**Task requirements**. Scan the entries that follow and work out how many lines contain "subtitle". Give the number and nothing else.

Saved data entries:
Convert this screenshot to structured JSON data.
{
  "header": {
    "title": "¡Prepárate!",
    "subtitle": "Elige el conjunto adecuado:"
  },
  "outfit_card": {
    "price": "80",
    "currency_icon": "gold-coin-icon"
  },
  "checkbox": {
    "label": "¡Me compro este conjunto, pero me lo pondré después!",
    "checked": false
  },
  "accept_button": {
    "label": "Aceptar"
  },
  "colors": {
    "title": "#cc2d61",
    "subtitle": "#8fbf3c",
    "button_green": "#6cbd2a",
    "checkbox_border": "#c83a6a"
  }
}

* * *

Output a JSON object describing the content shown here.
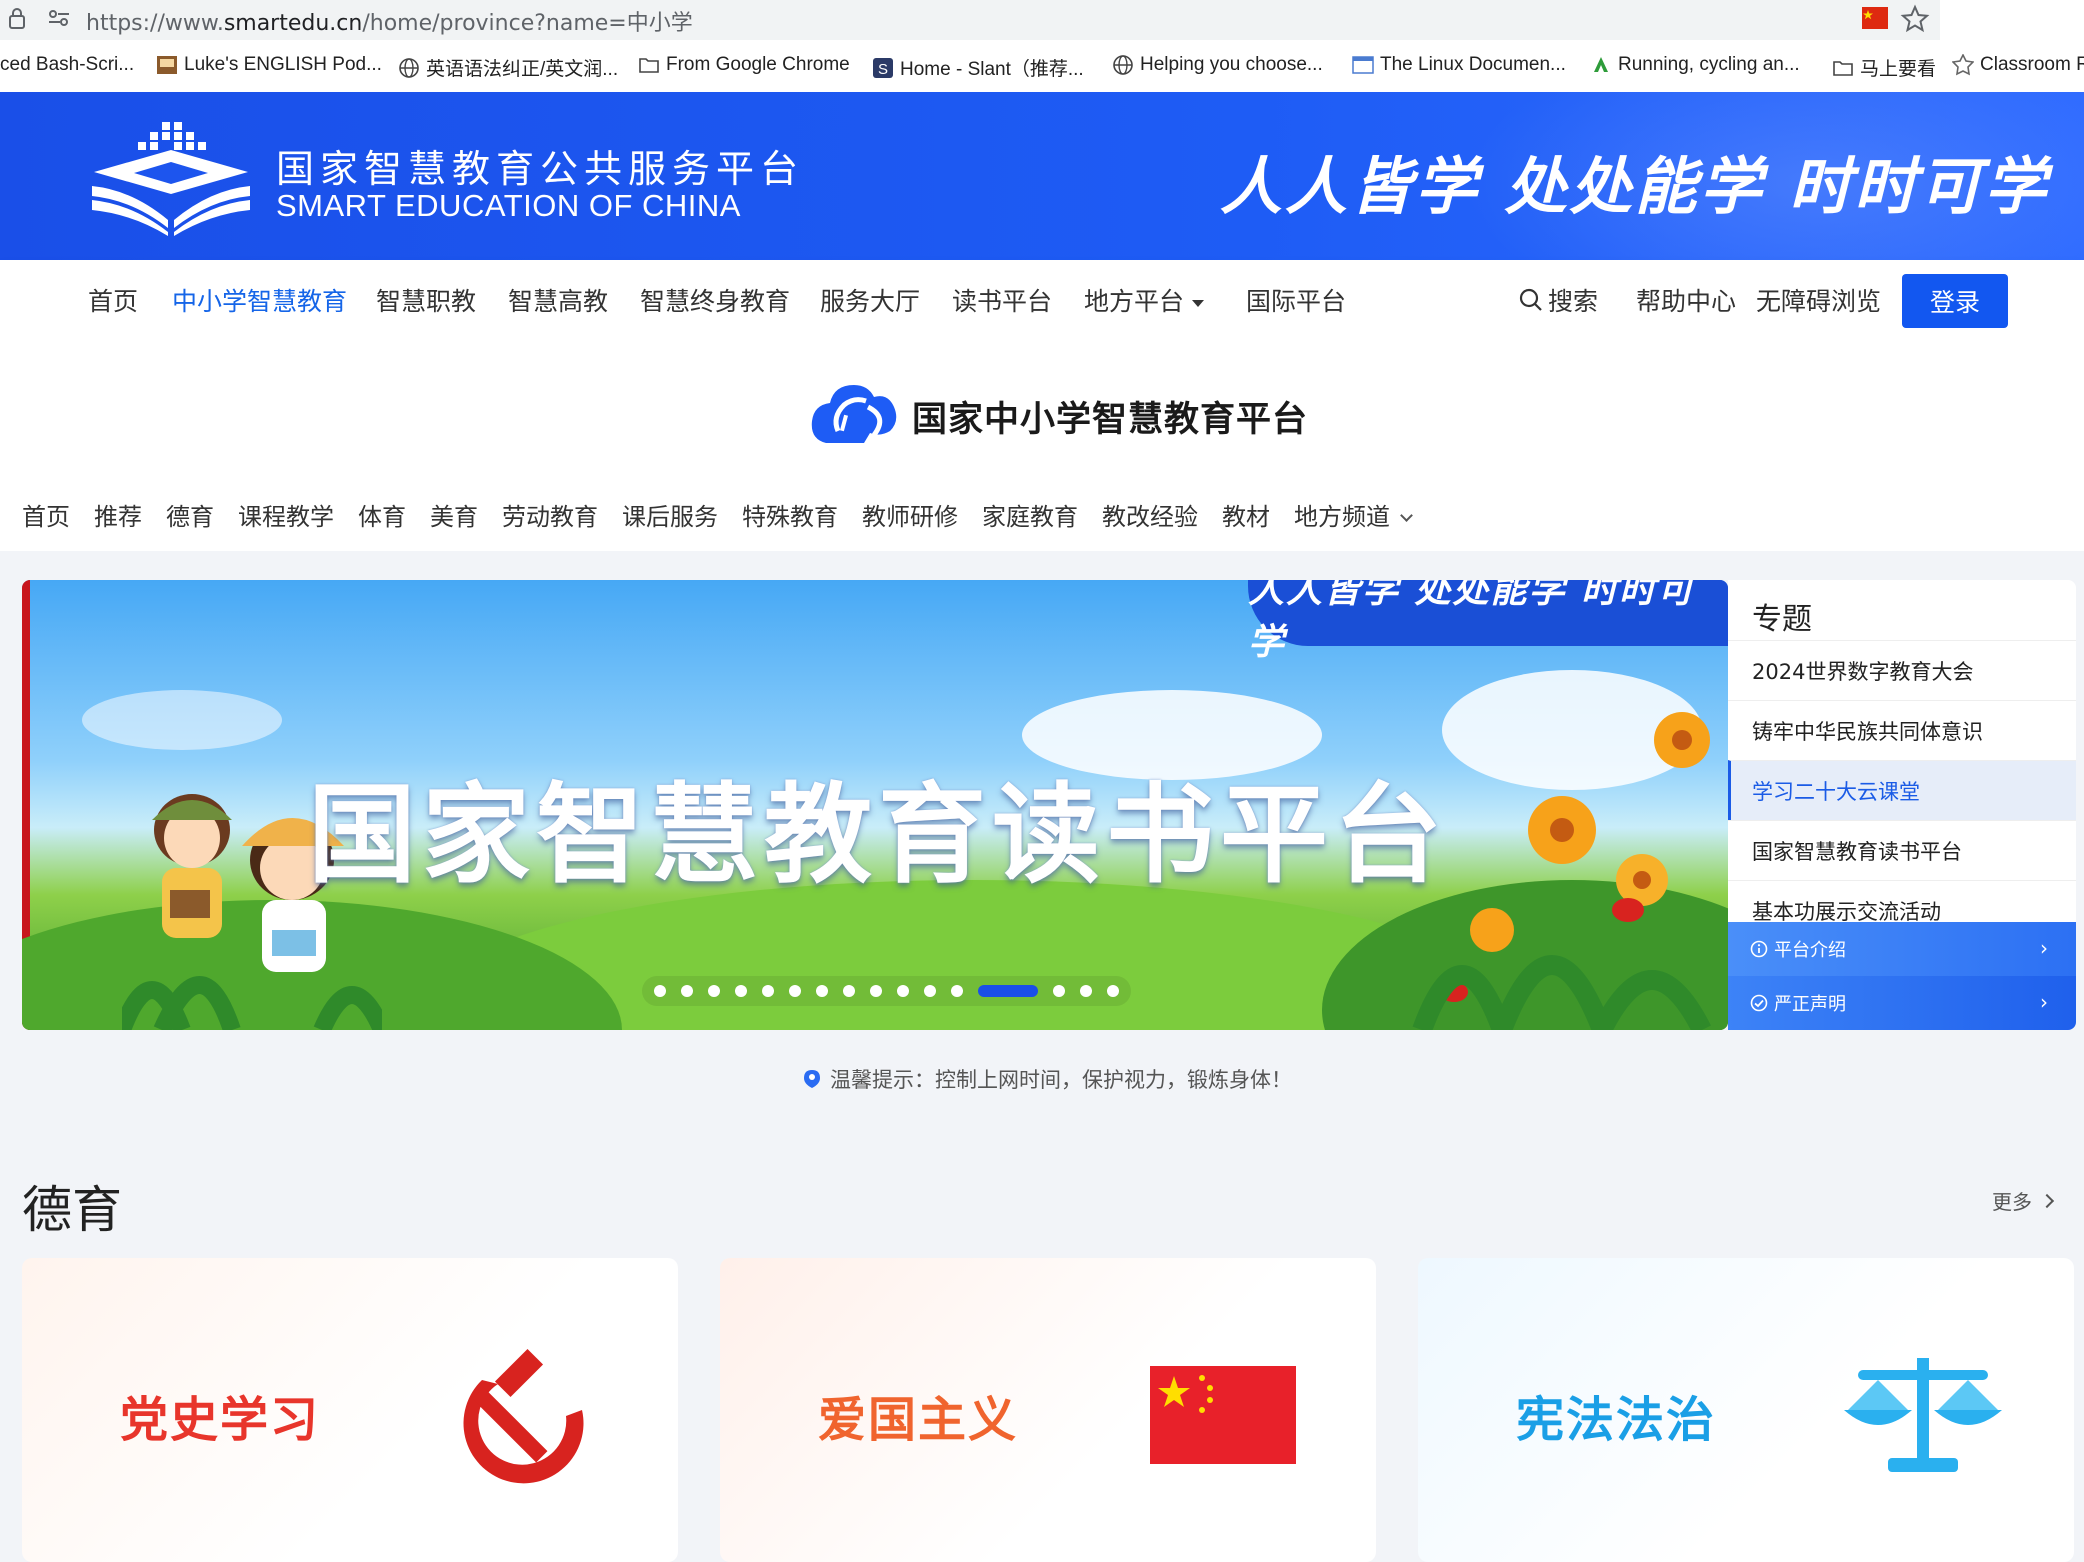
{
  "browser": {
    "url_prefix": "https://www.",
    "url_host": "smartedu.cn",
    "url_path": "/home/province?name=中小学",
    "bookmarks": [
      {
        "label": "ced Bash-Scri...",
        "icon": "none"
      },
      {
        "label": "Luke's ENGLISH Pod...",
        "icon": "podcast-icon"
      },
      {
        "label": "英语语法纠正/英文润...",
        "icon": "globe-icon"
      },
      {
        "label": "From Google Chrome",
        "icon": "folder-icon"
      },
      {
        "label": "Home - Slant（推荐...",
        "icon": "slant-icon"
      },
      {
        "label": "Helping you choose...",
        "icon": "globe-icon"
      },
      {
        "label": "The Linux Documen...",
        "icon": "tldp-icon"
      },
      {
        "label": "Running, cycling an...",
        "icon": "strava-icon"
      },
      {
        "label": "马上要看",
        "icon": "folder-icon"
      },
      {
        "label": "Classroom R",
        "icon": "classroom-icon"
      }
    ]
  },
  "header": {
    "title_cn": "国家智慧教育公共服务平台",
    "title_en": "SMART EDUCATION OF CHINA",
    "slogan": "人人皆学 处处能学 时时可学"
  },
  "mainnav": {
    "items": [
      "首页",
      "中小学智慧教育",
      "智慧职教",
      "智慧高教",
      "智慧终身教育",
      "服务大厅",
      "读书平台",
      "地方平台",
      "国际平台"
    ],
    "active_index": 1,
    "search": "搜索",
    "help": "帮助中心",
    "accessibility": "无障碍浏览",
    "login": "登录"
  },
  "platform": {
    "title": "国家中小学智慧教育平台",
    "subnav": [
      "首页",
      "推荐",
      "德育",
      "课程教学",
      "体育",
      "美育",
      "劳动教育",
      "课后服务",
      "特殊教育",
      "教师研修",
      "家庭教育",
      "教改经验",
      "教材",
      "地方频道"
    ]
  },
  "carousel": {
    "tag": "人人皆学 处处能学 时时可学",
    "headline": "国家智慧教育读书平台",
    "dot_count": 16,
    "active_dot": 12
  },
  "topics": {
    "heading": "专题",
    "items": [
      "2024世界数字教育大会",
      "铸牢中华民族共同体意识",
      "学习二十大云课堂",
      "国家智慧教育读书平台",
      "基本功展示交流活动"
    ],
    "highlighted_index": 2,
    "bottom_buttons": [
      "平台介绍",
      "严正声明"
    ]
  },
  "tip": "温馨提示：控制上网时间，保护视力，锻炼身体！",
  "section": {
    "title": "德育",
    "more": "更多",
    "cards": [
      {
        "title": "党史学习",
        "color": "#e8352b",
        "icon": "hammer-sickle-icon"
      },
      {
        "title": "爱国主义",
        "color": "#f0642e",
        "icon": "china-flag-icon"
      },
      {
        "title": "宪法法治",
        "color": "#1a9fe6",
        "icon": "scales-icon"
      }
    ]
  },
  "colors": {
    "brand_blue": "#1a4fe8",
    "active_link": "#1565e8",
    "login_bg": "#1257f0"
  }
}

**Written response**. 2